Queues form behind these buses, creating ‘platoons’ of private motor vehicles too, an impenetrable stream of traffic that essentially makes it impossible to cross the road, despite signs informing you that this area is ‘shared’.
The amount of motor traffic suggested that this is a busy through-route – at least, with the way the roads are currently configured. I don’t really think there’s any ‘greater freedom’ for people to walk across this space than there was before, when the road was surfaced with asphalt, or that any ‘perceived hierarchies been broken down’. A bus is still a bus, cars are still cars, and you will keep out of their way, even if the road they are being driven on looks a bit more like the footway you are standing on.
If the council here were really interested in ‘breaking down hierarchies’, then this kind of scheme should surely involve crossings that establish pedestrian priority, rather than attempting to do so. (Or measures to reduce the amount of through traffic). But that kind of pragmatism is harder to achieve if you are setting out to build a ‘shared space’ scheme, which in John’s words can often lead to ‘throwing the baby out with the bathwater’. The concept is everything; what might actually work best is in a given location is secondary. ‘Removing’ must be good, because thats’ what ‘shared space’ involves; ‘adding’ a crossing stands contrary to that dogma.
What was most interesting to me is that, just around the corner from this expensive new ‘shared space’ scheme, there are a series of streets that appeared to be genuinely shared, with pedestrians crossing when and where they wanted to.

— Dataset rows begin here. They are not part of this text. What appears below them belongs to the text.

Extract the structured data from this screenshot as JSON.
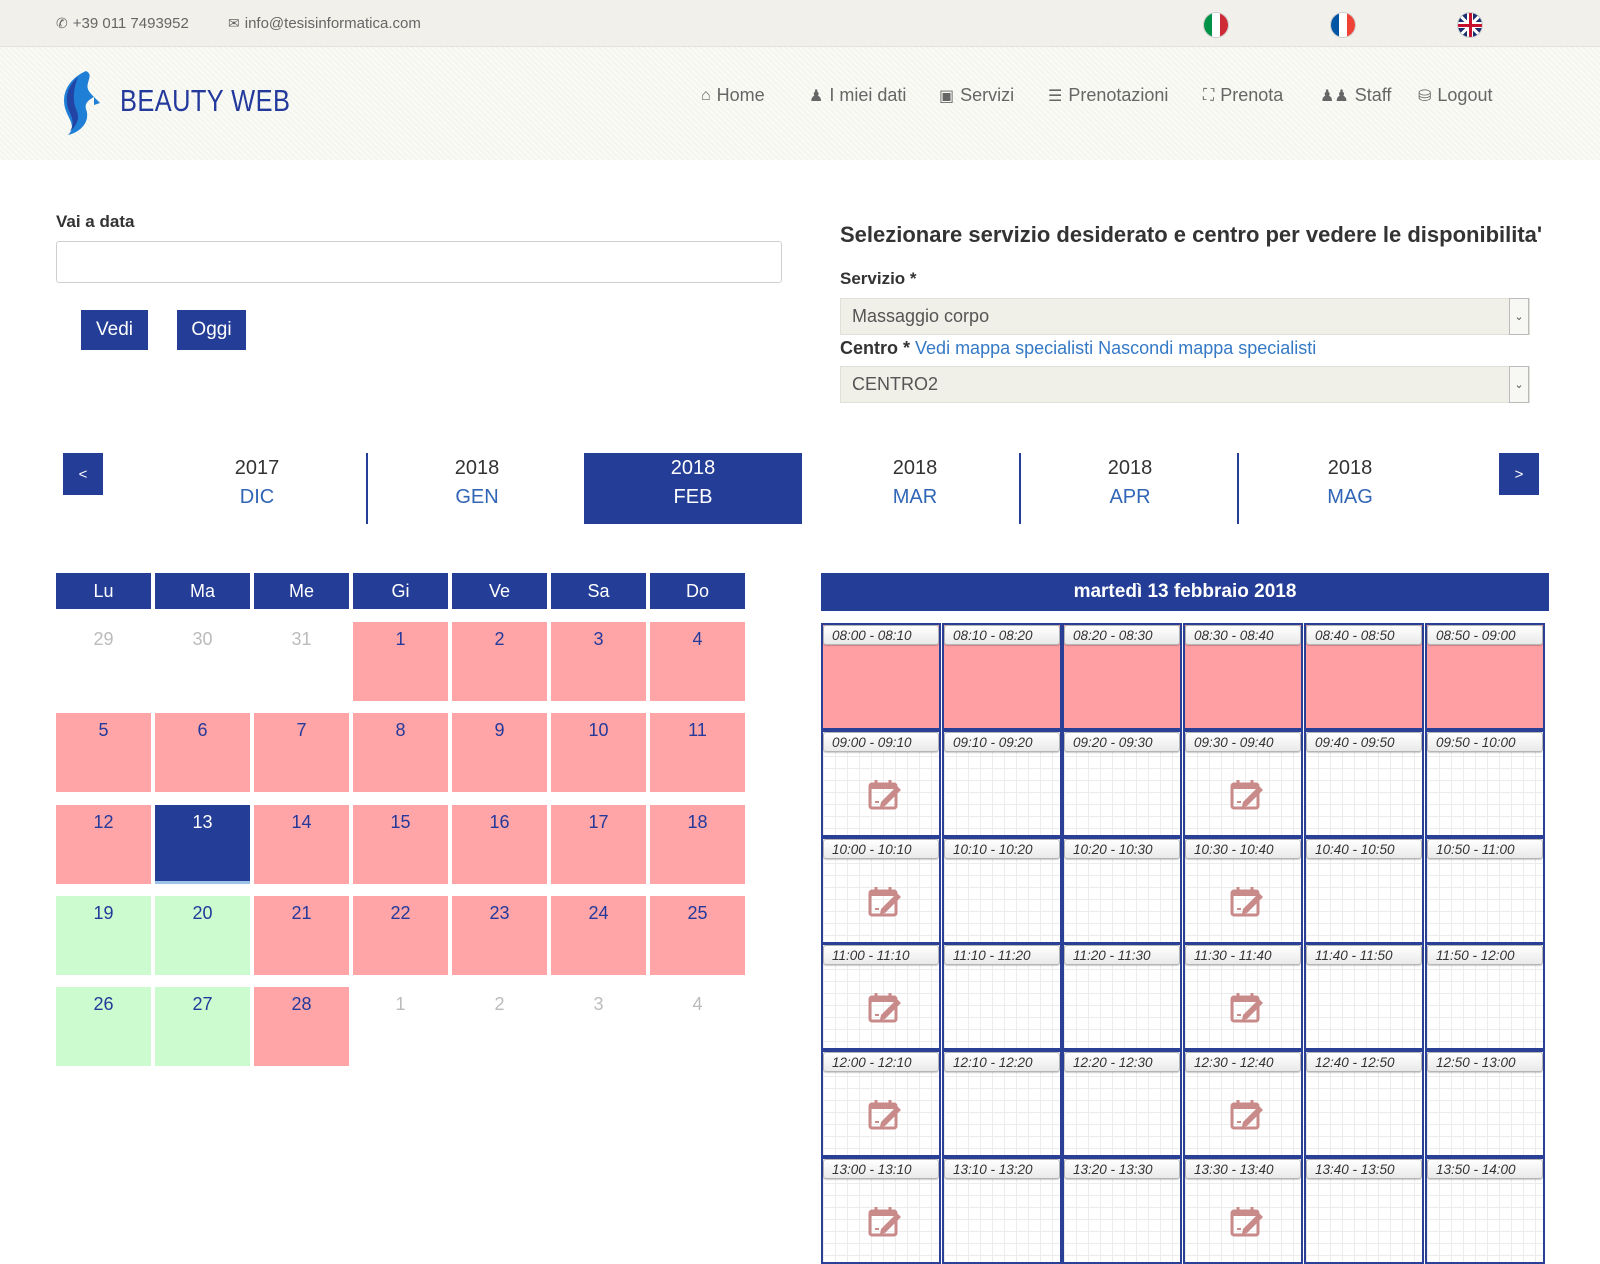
{
  "topbar": {
    "phone": "+39 011 7493952",
    "email": "info@tesisinformatica.com",
    "flags": [
      {
        "name": "italian-flag-icon",
        "colors": [
          "#009246",
          "#ffffff",
          "#ce2b37"
        ]
      },
      {
        "name": "french-flag-icon",
        "colors": [
          "#0055a4",
          "#ffffff",
          "#ef4135"
        ]
      },
      {
        "name": "uk-flag-icon",
        "colors": [
          "#1b2f73",
          "#ffffff",
          "#c8102e"
        ]
      }
    ]
  },
  "header": {
    "brand": "BEAUTY WEB",
    "nav": [
      {
        "label": "Home",
        "icon": "home-icon"
      },
      {
        "label": "I miei dati",
        "icon": "user-icon"
      },
      {
        "label": "Servizi",
        "icon": "bag-icon"
      },
      {
        "label": "Prenotazioni",
        "icon": "list-icon"
      },
      {
        "label": "Prenota",
        "icon": "cart-icon"
      },
      {
        "label": "Staff",
        "icon": "group-icon"
      },
      {
        "label": "Logout",
        "icon": "lock-icon"
      }
    ]
  },
  "goto": {
    "label": "Vai a data",
    "value": "",
    "vedi": "Vedi",
    "oggi": "Oggi"
  },
  "selection": {
    "title": "Selezionare servizio desiderato e centro per vedere le disponibilita'",
    "servizio_label": "Servizio *",
    "servizio_value": "Massaggio corpo",
    "centro_label": "Centro *",
    "vedi_mappa": "Vedi mappa specialisti",
    "nascondi_mappa": "Nascondi mappa specialisti",
    "centro_value": "CENTRO2"
  },
  "months": {
    "prev": "<",
    "next": ">",
    "items": [
      {
        "year": "2017",
        "month": "DIC"
      },
      {
        "year": "2018",
        "month": "GEN"
      },
      {
        "year": "2018",
        "month": "FEB",
        "active": true
      },
      {
        "year": "2018",
        "month": "MAR"
      },
      {
        "year": "2018",
        "month": "APR"
      },
      {
        "year": "2018",
        "month": "MAG"
      }
    ]
  },
  "calendar": {
    "weekdays": [
      "Lu",
      "Ma",
      "Me",
      "Gi",
      "Ve",
      "Sa",
      "Do"
    ],
    "weeks": [
      [
        {
          "d": "29",
          "s": "other"
        },
        {
          "d": "30",
          "s": "other"
        },
        {
          "d": "31",
          "s": "other"
        },
        {
          "d": "1",
          "s": "booked"
        },
        {
          "d": "2",
          "s": "booked"
        },
        {
          "d": "3",
          "s": "booked"
        },
        {
          "d": "4",
          "s": "booked"
        }
      ],
      [
        {
          "d": "5",
          "s": "booked"
        },
        {
          "d": "6",
          "s": "booked"
        },
        {
          "d": "7",
          "s": "booked"
        },
        {
          "d": "8",
          "s": "booked"
        },
        {
          "d": "9",
          "s": "booked"
        },
        {
          "d": "10",
          "s": "booked"
        },
        {
          "d": "11",
          "s": "booked"
        }
      ],
      [
        {
          "d": "12",
          "s": "booked"
        },
        {
          "d": "13",
          "s": "sel"
        },
        {
          "d": "14",
          "s": "booked"
        },
        {
          "d": "15",
          "s": "booked"
        },
        {
          "d": "16",
          "s": "booked"
        },
        {
          "d": "17",
          "s": "booked"
        },
        {
          "d": "18",
          "s": "booked"
        }
      ],
      [
        {
          "d": "19",
          "s": "free"
        },
        {
          "d": "20",
          "s": "free"
        },
        {
          "d": "21",
          "s": "booked"
        },
        {
          "d": "22",
          "s": "booked"
        },
        {
          "d": "23",
          "s": "booked"
        },
        {
          "d": "24",
          "s": "booked"
        },
        {
          "d": "25",
          "s": "booked"
        }
      ],
      [
        {
          "d": "26",
          "s": "free"
        },
        {
          "d": "27",
          "s": "free"
        },
        {
          "d": "28",
          "s": "booked"
        },
        {
          "d": "1",
          "s": "other"
        },
        {
          "d": "2",
          "s": "other"
        },
        {
          "d": "3",
          "s": "other"
        },
        {
          "d": "4",
          "s": "other"
        }
      ]
    ],
    "colors": {
      "booked": "#ffa5a8",
      "free": "#ccfbcf",
      "selected": "#243d96"
    }
  },
  "schedule": {
    "title": "martedì 13 febbraio 2018",
    "rows": [
      [
        {
          "t": "08:00 - 08:10",
          "s": "busy"
        },
        {
          "t": "08:10 - 08:20",
          "s": "busy"
        },
        {
          "t": "08:20 - 08:30",
          "s": "busy"
        },
        {
          "t": "08:30 - 08:40",
          "s": "busy"
        },
        {
          "t": "08:40 - 08:50",
          "s": "busy"
        },
        {
          "t": "08:50 - 09:00",
          "s": "busy"
        }
      ],
      [
        {
          "t": "09:00 - 09:10",
          "s": "book"
        },
        {
          "t": "09:10 - 09:20",
          "s": "empty"
        },
        {
          "t": "09:20 - 09:30",
          "s": "empty"
        },
        {
          "t": "09:30 - 09:40",
          "s": "book"
        },
        {
          "t": "09:40 - 09:50",
          "s": "empty"
        },
        {
          "t": "09:50 - 10:00",
          "s": "empty"
        }
      ],
      [
        {
          "t": "10:00 - 10:10",
          "s": "book"
        },
        {
          "t": "10:10 - 10:20",
          "s": "empty"
        },
        {
          "t": "10:20 - 10:30",
          "s": "empty"
        },
        {
          "t": "10:30 - 10:40",
          "s": "book"
        },
        {
          "t": "10:40 - 10:50",
          "s": "empty"
        },
        {
          "t": "10:50 - 11:00",
          "s": "empty"
        }
      ],
      [
        {
          "t": "11:00 - 11:10",
          "s": "book"
        },
        {
          "t": "11:10 - 11:20",
          "s": "empty"
        },
        {
          "t": "11:20 - 11:30",
          "s": "empty"
        },
        {
          "t": "11:30 - 11:40",
          "s": "book"
        },
        {
          "t": "11:40 - 11:50",
          "s": "empty"
        },
        {
          "t": "11:50 - 12:00",
          "s": "empty"
        }
      ],
      [
        {
          "t": "12:00 - 12:10",
          "s": "book"
        },
        {
          "t": "12:10 - 12:20",
          "s": "empty"
        },
        {
          "t": "12:20 - 12:30",
          "s": "empty"
        },
        {
          "t": "12:30 - 12:40",
          "s": "book"
        },
        {
          "t": "12:40 - 12:50",
          "s": "empty"
        },
        {
          "t": "12:50 - 13:00",
          "s": "empty"
        }
      ],
      [
        {
          "t": "13:00 - 13:10",
          "s": "book"
        },
        {
          "t": "13:10 - 13:20",
          "s": "empty"
        },
        {
          "t": "13:20 - 13:30",
          "s": "empty"
        },
        {
          "t": "13:30 - 13:40",
          "s": "book"
        },
        {
          "t": "13:40 - 13:50",
          "s": "empty"
        },
        {
          "t": "13:50 - 14:00",
          "s": "empty"
        }
      ]
    ],
    "book_icon": "calendar-edit-icon"
  },
  "accent": "#243d96"
}
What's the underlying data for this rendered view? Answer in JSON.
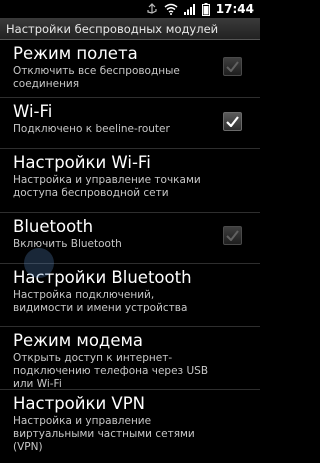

These are streets where people are quite happy to linger in the road, even if they don’t have the design cues associated with ‘shared space’. They’re happy to do so because there are very low motor traffic levels on them; measures have been taken to eliminate through traffic.
But although there was more sharing in evidence here than in the ‘shared space’, these aren’t particularly sexy streets. The road surface is crumbling asphalt, and they could certainly do with sprucing up. In fact, they’re precisely the kind of streets that would benefit from less (or no) distinction between footway and carriageway, and surfacing and paving that would make them look more like ‘rooms’ than ‘roads’. That’s fine! These are design elements that would make the environment better, given the background context and the nature and function of these low-traffic streets.
The issue is when the same design elements are lumped together and used in the hope of fixing problems they can’t possibly solve, particularly on busy streets. Yes, they might improve things a bit, but if you are spending millions of pounds on a short stretch of road, you really need to engage with what it is you are trying to achieve, rather than supposing that a pretty street design that looks a bit less like a road is automatically going to be better for users than a design which might involve thinking outside the fixed template that the ‘shared space’ term implies. And that might be why the term itself is a problem.